Called the X-50A Dragonfly, the unmanned air vehicle uses canard rotor/wing technology that is designed to allow the craft to take off and land like a helicopter and fly like a fixedwing aircraft.
The two-bladed main rotor spins when the craft is in helicopter mode and stops in mid-flight to function like a wing when it is in traditional aircraft mode.
In the latest test flight Friday at the U.S. Army’s Yuma Proving Ground in southwest Arizona, the technology demonstrator reached an altitude of about 20 feet and hovered for four minutes, Boeing said.
That followed a preparatory "pop up" flight on Nov. 4 lasting about 30 seconds, during which the aircraft stabilized briefly at 16 feet before landing.
The latest test flight met all of its objectives, said Clark Mitchell, manager of the program.
"This is a significant achievement toward validating the new stopped-rotor technology," he said.
The $40 million development program is a joint project of the Boeing Phantom Works, the company’s technology development group, and the Defense Advanced Research Projects Agency, the technology development arm of the U.S. Department of Defense.
Last week’s successful flight was especially heartening for the program’s engineers following the crash of the first Dragonfly prototype during a test flight on March 23, 2004, at the Yuma Proving Ground.
A subsequent investigation by Boeing and Defense Advanced Research Projects Agency identified the design of cross coupling of the rotor controls as the cause of the accident, which caused no injuries because the aircraft was being controlled from the ground.
Improvements were incorporated into the second prototype as the result of wind tunnel tests at Boeing’s helicopter works in Philadelphia earlier this year.
Among the changes were increased control power, new flight control software and installation of a flight data recorder, all of which were successfully demonstrated in last week’s flight, Mitchell said.
"The most significant objective met was verification that software
compensation effectively reduces the rotor control issue we were having," he said. Eleven more test flights are scheduled through at least the first quarter of next year.
The Dragonfly will gradually perform more extensive hover flights, then forwardmoving rotary flights and finally convert from rotary to fixed-wing operation in-flight.
The 17-foot-long demonstrator is powered by a single turbofan jet engine. During rotary flight, the engine’s exhaust is diverted into the main rotor blades and exits through small nozzles in the rotor tips, causing the blades to spin rapidly.
After the machine is airborne, the exhaust is diverted through a nozzle at the back of the plane, propelling it forward. The conversion requires the main rotor to stop turning in flight and lock in place to become a fixed wing, allowing faster speeds.

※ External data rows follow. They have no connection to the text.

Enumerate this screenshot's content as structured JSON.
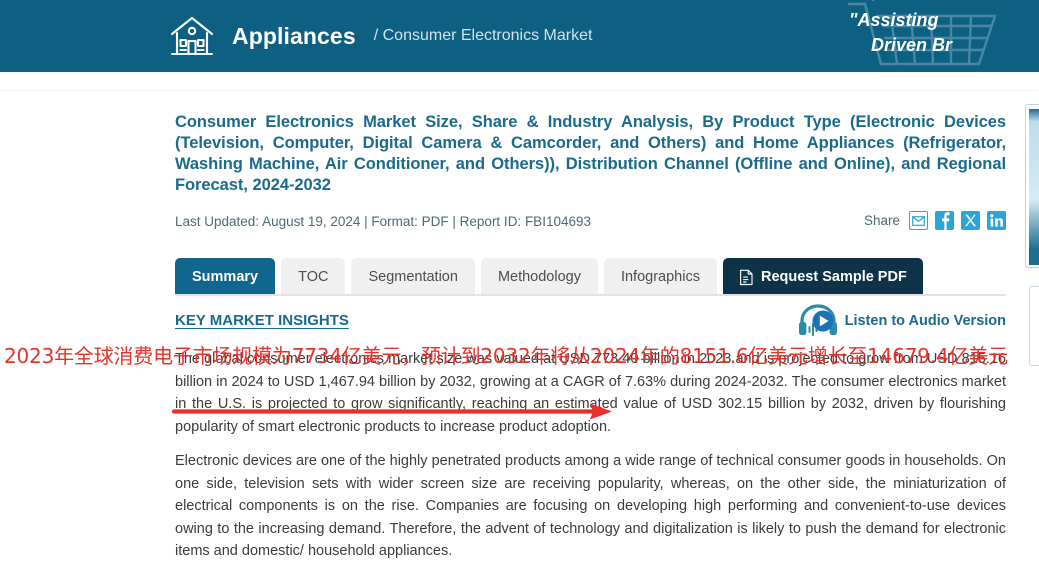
{
  "header": {
    "brand": "Appliances",
    "breadcrumb": "/ Consumer Electronics Market",
    "house_icon": "house-icon",
    "cart_icon": "shopping-cart-watermark-icon",
    "quote_line1": "\"Assisting",
    "quote_line2": "Driven Br"
  },
  "report": {
    "title": "Consumer Electronics Market Size, Share & Industry Analysis, By Product Type (Electronic Devices (Television, Computer, Digital Camera & Camcorder, and Others) and Home Appliances (Refrigerator, Washing Machine, Air Conditioner, and Others)), Distribution Channel (Offline and Online), and Regional Forecast, 2024-2032",
    "meta": "Last Updated: August 19, 2024 | Format: PDF | Report ID: FBI104693",
    "last_updated": "August 19, 2024",
    "format": "PDF",
    "report_id": "FBI104693"
  },
  "share": {
    "label": "Share",
    "items": [
      {
        "name": "email-icon",
        "glyph": "✉"
      },
      {
        "name": "facebook-icon",
        "glyph": "f"
      },
      {
        "name": "x-twitter-icon",
        "glyph": "✕"
      },
      {
        "name": "linkedin-icon",
        "glyph": "in"
      }
    ]
  },
  "tabs": [
    {
      "label": "Summary",
      "active": true
    },
    {
      "label": "TOC",
      "active": false
    },
    {
      "label": "Segmentation",
      "active": false
    },
    {
      "label": "Methodology",
      "active": false
    },
    {
      "label": "Infographics",
      "active": false
    }
  ],
  "cta": {
    "label": "Request Sample PDF",
    "icon": "document-pdf-icon"
  },
  "insights": {
    "heading": "KEY MARKET INSIGHTS",
    "audio_label": "Listen to Audio Version",
    "audio_icon": "headphones-play-icon"
  },
  "body": {
    "paragraph_1": "The global consumer electronics market size was valued at USD 773.40 billion in 2023 and is projected to grow from USD 815.16 billion in 2024 to USD 1,467.94 billion by 2032, growing at a CAGR of 7.63% during 2024-2032. The consumer electronics market in the U.S. is projected to grow significantly, reaching an estimated value of USD 302.15 billion by 2032, driven by flourishing popularity of smart electronic products to increase product adoption.",
    "paragraph_2": "Electronic devices are one of the highly penetrated products among a wide range of technical consumer goods in households. On one side, television sets with wider screen size are receiving popularity, whereas, on the other side, the miniaturization of electrical components is on the rise. Companies are focusing on developing high performing and convenient-to-use devices owing to the increasing demand. Therefore, the advent of technology and digitalization is likely to push the demand for electronic items and domestic/ household appliances."
  },
  "annotation": {
    "chinese_text": "2023年全球消费电子市场规模为7734亿美元，预计到2032年将从2024年的8151.6亿美元增长至14679.4亿美元",
    "arrow_color": "#e8312a"
  },
  "colors": {
    "header_bg": "#0d6082",
    "brand_blue": "#1a6a8c",
    "active_tab": "#10668c",
    "cta_bg": "#0e3349",
    "share_blue": "#2ba4d8",
    "annotation_red": "#e8312a",
    "body_text": "#3b3b3b"
  }
}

An in-flight conversion won’t be attempted until the last one or two flights in the series, said Boeing spokesman Doug Kinneard. "The objective is to get to that point. Then the test program is over," he said.
The technology could eventually be used for aerial surveillance and other military missions.